Learn more: 5 benefits of internal mobility for employers.
6. Undertake regular sourcing training
According to a Korn Ferry report, 54% of TA leaders believe it’s harder to find quality talent now than it was a year ago. Therefore, having the most up-to-date skills and knowledge on sourcing is a non-negotiable for any recruiter worth their salt. And this becomes doubly important when we take diversity into account.
As our clip above from the SocialTalent platform demonstrated, how you source for diverse talent requires a different and more proactive approach. And with the world of sourcing constantly evolving, it’s so important to have best practice techniques when it comes to mitigating bias, expanding talent pools, overcoming pipeline issues, and learning how to passively engage with diverse candidates. Consistent, high-quality training is the only answer to this. And luckily, SocialTalent is expertly equipped to help you with this!
Whether you’re a company looking to elevate your sourcing ability, or an individual recruiter, we have world-class learning options to suit both.

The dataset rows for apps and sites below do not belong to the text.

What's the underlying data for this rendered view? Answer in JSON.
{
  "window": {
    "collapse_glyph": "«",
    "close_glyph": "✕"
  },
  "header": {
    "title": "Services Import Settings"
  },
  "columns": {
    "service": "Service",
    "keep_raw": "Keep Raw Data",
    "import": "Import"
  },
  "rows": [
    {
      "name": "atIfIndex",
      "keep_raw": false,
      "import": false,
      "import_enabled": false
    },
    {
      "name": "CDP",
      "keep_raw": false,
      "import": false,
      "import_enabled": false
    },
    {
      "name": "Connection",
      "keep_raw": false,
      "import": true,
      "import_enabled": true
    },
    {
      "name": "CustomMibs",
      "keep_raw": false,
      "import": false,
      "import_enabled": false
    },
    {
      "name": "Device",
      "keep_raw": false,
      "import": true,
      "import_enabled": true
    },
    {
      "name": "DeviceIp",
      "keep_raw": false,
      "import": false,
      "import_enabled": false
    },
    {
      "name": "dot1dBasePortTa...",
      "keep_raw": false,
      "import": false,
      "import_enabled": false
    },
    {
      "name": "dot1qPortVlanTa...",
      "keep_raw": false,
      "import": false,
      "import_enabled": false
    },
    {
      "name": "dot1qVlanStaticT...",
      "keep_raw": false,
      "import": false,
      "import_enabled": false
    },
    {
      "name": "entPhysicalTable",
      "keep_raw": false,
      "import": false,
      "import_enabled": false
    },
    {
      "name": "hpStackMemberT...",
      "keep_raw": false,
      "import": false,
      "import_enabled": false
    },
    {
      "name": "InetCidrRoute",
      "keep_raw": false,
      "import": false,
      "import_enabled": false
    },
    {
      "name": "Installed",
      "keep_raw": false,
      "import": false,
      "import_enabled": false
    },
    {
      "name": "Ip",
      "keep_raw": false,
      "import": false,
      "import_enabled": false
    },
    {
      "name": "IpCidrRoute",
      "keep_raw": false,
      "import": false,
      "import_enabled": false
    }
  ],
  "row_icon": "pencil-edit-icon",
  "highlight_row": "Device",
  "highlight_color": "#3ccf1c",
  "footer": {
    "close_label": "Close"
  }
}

Sourcing diverse talent requires a bit of a mindset shift – but the results are worth the effort. Organizations should match society at all levels, and a rich demographic of diversity will massively help everything from innovation and performance, to your culture of belonging and the always important bottom line. Encouraging and enabling your recruiters, sourcers, and talent folk to find and hire diverse talent is a no-brainer.